It should have made the perfect subject for a history documentary. Wu Zetian, China’s Forgotten Emperor, was the only empress in four millennia of imperial China. In the seventh century, she entered the court a lowly concubine at just 13-years old, and rose acceded to rule over the wealthiest realm on Earth for 50 years, both in support of her husband and, after his death, in her own right.
In the centuries since, the achievements of Empress Wu have been much denigrated, her role in history reduced to that of ruthless, scheming empress, and the scourge of the empire. This documentary was intended to rescue the tarnished reputation of Wu Zetian, and to reflect her presidency over a period of great stability and prosperity. In the process, it glossed over the executions of hundreds of members of the ruling family, the torture of her rivals and the probable murder of at least two of her own children. These were all understandable, apparently, and acts necessary for the retention of her power.
Yet, despite the fascinatingly rich source material available to producer and director Stephen Finnigan, and even with the allegedly ground-breaking evidence to challenge the accepted version of events, Channel 4’s China’s Forgotten Emperor failed to deliver.
Firstly, it offered very little that linked directly to Wu Zetian, other than the distinctly phallic mausoleum erected (yup) to her memory at Qianling, and a reconstructed palace that she had once commissioned. There were plenty of impressive monuments that invoked her immense power, such as the giant Buddha carved with a likeness of her face, and a series of lofty pagodas. Yet, of Wu Zetian herself, we learnt very little. We met historians and archaeologists who believe that, actually, she may not have been a catastrophic ruler, and that she could have been one of ancient China’s more politically astute, progressive and internationalist emperors. But, still, they couldn’t be certain.
Despite all of the artefacts unearthed, there was still very little could be confirmed about this most enigmatic empress even 1,300 years after her death. A figurine of a woman on horseback apparently shows that women had a relative degree of freedom in her society, and a jewelled headdress buried with its owner proves that there were rich people, too. Frankly, I fail to see why this should be surprising, given that the wealth of an individual is scarcely proof of a generally prosperous society. The main problem, though, is that the evidence just does not appear impressive to the viewer, and it certainly does not seem to be revelatory confirmation of the success of her reign.
That said, the discovery of the tomb of Wu Zetian’s female prime minister was slightly more significant, though, as it had been deliberately destroyed. “This is part of an intentional process, an intentional destruction of vestiges of female power during the late seventh and early eighth century,” said Professor Norman Rothschild of the University of North Florida.
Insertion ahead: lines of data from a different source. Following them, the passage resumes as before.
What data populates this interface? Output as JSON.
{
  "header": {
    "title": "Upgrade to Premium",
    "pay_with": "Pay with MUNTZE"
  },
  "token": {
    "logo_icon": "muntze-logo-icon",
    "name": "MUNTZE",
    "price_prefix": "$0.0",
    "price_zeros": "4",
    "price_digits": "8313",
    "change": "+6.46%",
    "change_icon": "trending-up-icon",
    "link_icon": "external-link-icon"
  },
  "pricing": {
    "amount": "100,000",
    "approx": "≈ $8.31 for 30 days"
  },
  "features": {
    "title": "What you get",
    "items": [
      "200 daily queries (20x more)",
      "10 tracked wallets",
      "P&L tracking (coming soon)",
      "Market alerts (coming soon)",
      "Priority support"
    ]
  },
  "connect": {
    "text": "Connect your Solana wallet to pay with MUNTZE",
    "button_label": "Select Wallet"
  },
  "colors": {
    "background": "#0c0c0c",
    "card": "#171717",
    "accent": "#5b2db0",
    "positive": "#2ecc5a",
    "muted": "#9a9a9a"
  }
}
It was “the Confucian patriarchy striking back and re-establishing normative power”, and it explained why Empress Wu’s reputation suffered. But, did we need to uncover a ravaged ancient tomb to know that the histories of powerful women have long been rewritten and that women rarely benefit from such revision?
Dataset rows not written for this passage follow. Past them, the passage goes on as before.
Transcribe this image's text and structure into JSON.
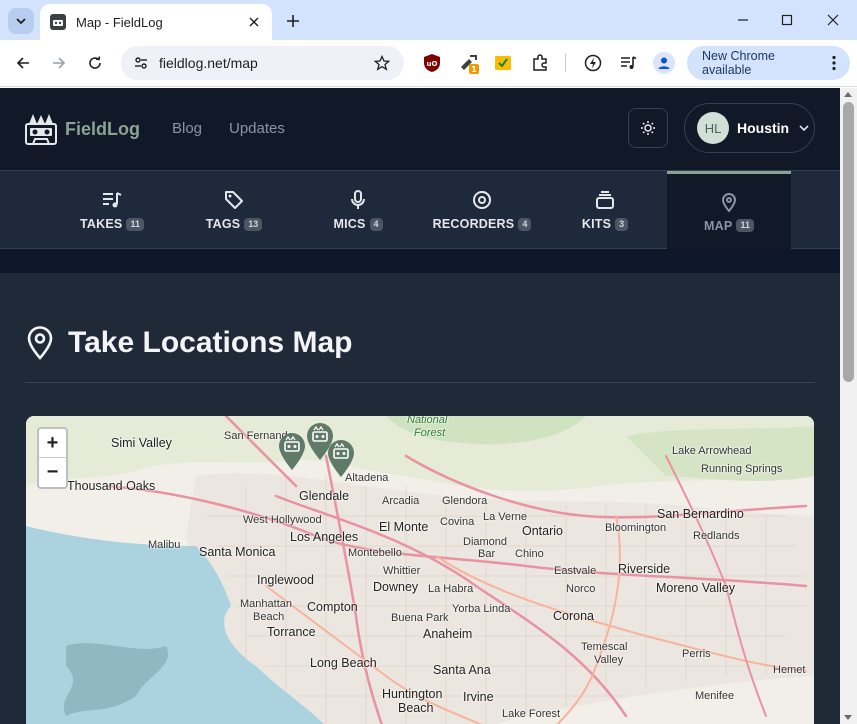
{
  "browser": {
    "tab_title": "Map - FieldLog",
    "url": "fieldlog.net/map",
    "update_label": "New Chrome available",
    "extension_badge": "1"
  },
  "site": {
    "brand": "FieldLog",
    "nav": [
      {
        "label": "Blog"
      },
      {
        "label": "Updates"
      }
    ],
    "user": {
      "initials": "HL",
      "name": "Houstin"
    }
  },
  "tabs": [
    {
      "label": "TAKES",
      "count": "11",
      "icon": "takes-icon"
    },
    {
      "label": "TAGS",
      "count": "13",
      "icon": "tag-icon"
    },
    {
      "label": "MICS",
      "count": "4",
      "icon": "microphone-icon"
    },
    {
      "label": "RECORDERS",
      "count": "4",
      "icon": "recorder-icon"
    },
    {
      "label": "KITS",
      "count": "3",
      "icon": "kits-icon"
    },
    {
      "label": "MAP",
      "count": "11",
      "icon": "map-pin-icon",
      "active": true
    }
  ],
  "page": {
    "title": "Take Locations Map"
  },
  "map": {
    "zoom_in": "+",
    "zoom_out": "−",
    "labels": [
      {
        "text": "National",
        "cls": "park"
      },
      {
        "text": "Forest",
        "cls": "park"
      },
      {
        "text": "Simi Valley",
        "cls": "city"
      },
      {
        "text": "San Fernando",
        "cls": ""
      },
      {
        "text": "Lake Arrowhead",
        "cls": ""
      },
      {
        "text": "Running Springs",
        "cls": ""
      },
      {
        "text": "Altadena",
        "cls": ""
      },
      {
        "text": "Thousand Oaks",
        "cls": "city"
      },
      {
        "text": "Glendale",
        "cls": "city"
      },
      {
        "text": "Arcadia",
        "cls": ""
      },
      {
        "text": "Glendora",
        "cls": ""
      },
      {
        "text": "San Bernardino",
        "cls": "city"
      },
      {
        "text": "West Hollywood",
        "cls": ""
      },
      {
        "text": "El Monte",
        "cls": "city"
      },
      {
        "text": "Covina",
        "cls": ""
      },
      {
        "text": "La Verne",
        "cls": ""
      },
      {
        "text": "Ontario",
        "cls": "city"
      },
      {
        "text": "Bloomington",
        "cls": ""
      },
      {
        "text": "Malibu",
        "cls": ""
      },
      {
        "text": "Los Angeles",
        "cls": "city"
      },
      {
        "text": "Diamond",
        "cls": ""
      },
      {
        "text": "Bar",
        "cls": ""
      },
      {
        "text": "Redlands",
        "cls": ""
      },
      {
        "text": "Santa Monica",
        "cls": "city"
      },
      {
        "text": "Montebello",
        "cls": ""
      },
      {
        "text": "Chino",
        "cls": ""
      },
      {
        "text": "Whittier",
        "cls": ""
      },
      {
        "text": "Eastvale",
        "cls": ""
      },
      {
        "text": "Riverside",
        "cls": "city"
      },
      {
        "text": "Inglewood",
        "cls": "city"
      },
      {
        "text": "Downey",
        "cls": "city"
      },
      {
        "text": "La Habra",
        "cls": ""
      },
      {
        "text": "Norco",
        "cls": ""
      },
      {
        "text": "Moreno Valley",
        "cls": "city"
      },
      {
        "text": "Manhattan",
        "cls": ""
      },
      {
        "text": "Beach",
        "cls": ""
      },
      {
        "text": "Compton",
        "cls": "city"
      },
      {
        "text": "Yorba Linda",
        "cls": ""
      },
      {
        "text": "Buena Park",
        "cls": ""
      },
      {
        "text": "Corona",
        "cls": "city"
      },
      {
        "text": "Torrance",
        "cls": "city"
      },
      {
        "text": "Anaheim",
        "cls": "city"
      },
      {
        "text": "Long Beach",
        "cls": "city"
      },
      {
        "text": "Temescal",
        "cls": ""
      },
      {
        "text": "Valley",
        "cls": ""
      },
      {
        "text": "Perris",
        "cls": ""
      },
      {
        "text": "Santa Ana",
        "cls": "city"
      },
      {
        "text": "Hemet",
        "cls": ""
      },
      {
        "text": "Huntington",
        "cls": "city"
      },
      {
        "text": "Beach",
        "cls": "city"
      },
      {
        "text": "Irvine",
        "cls": "city"
      },
      {
        "text": "Menifee",
        "cls": ""
      },
      {
        "text": "Lake Forest",
        "cls": ""
      }
    ]
  }
}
This forced drama fell flat. It’s revelations were unspectacular, its reconstructions of Wu Zetian tiresome. Incredibly, the woman who made China a global power was mostly portrayed applying her makeup in scenes crammed full of overripe oriental tropes reminiscent of such “historical” dramas as Netflix’s Marco Polo. In truth, this glamour was all a bit Channel 5 for a documentary that, for the most part, pleaded to be taken seriously.
While epic “historical” dramas such as Marco Polo and Game of Thrones display this dynastic power politics played out on a blood-drenched and fantasised scale, such true historical stories with source material as rich as that above ought to be able to match these series for intrigue, if not outstrip them given their authenticity. Yet, unlike Dan Carlin’s Hardcore History or Jack Weatherford’s Genghis Khan and The Making of The Modern World, China’s Forgotten Emperor failed to do deliver.
It is for the character and the intrigue that I watched this documentary, for a focus on Wu Zetian, and for detail and depth, not hasty assumptions and sweeping generalisations. China’s Forgotten Emperor presented a run-of-the-mill documentary as the serious, ground-breaking story of a pioneering Empress whose legacy was muddied by centuries of patriarchal denial. It failed to deliver on that premise.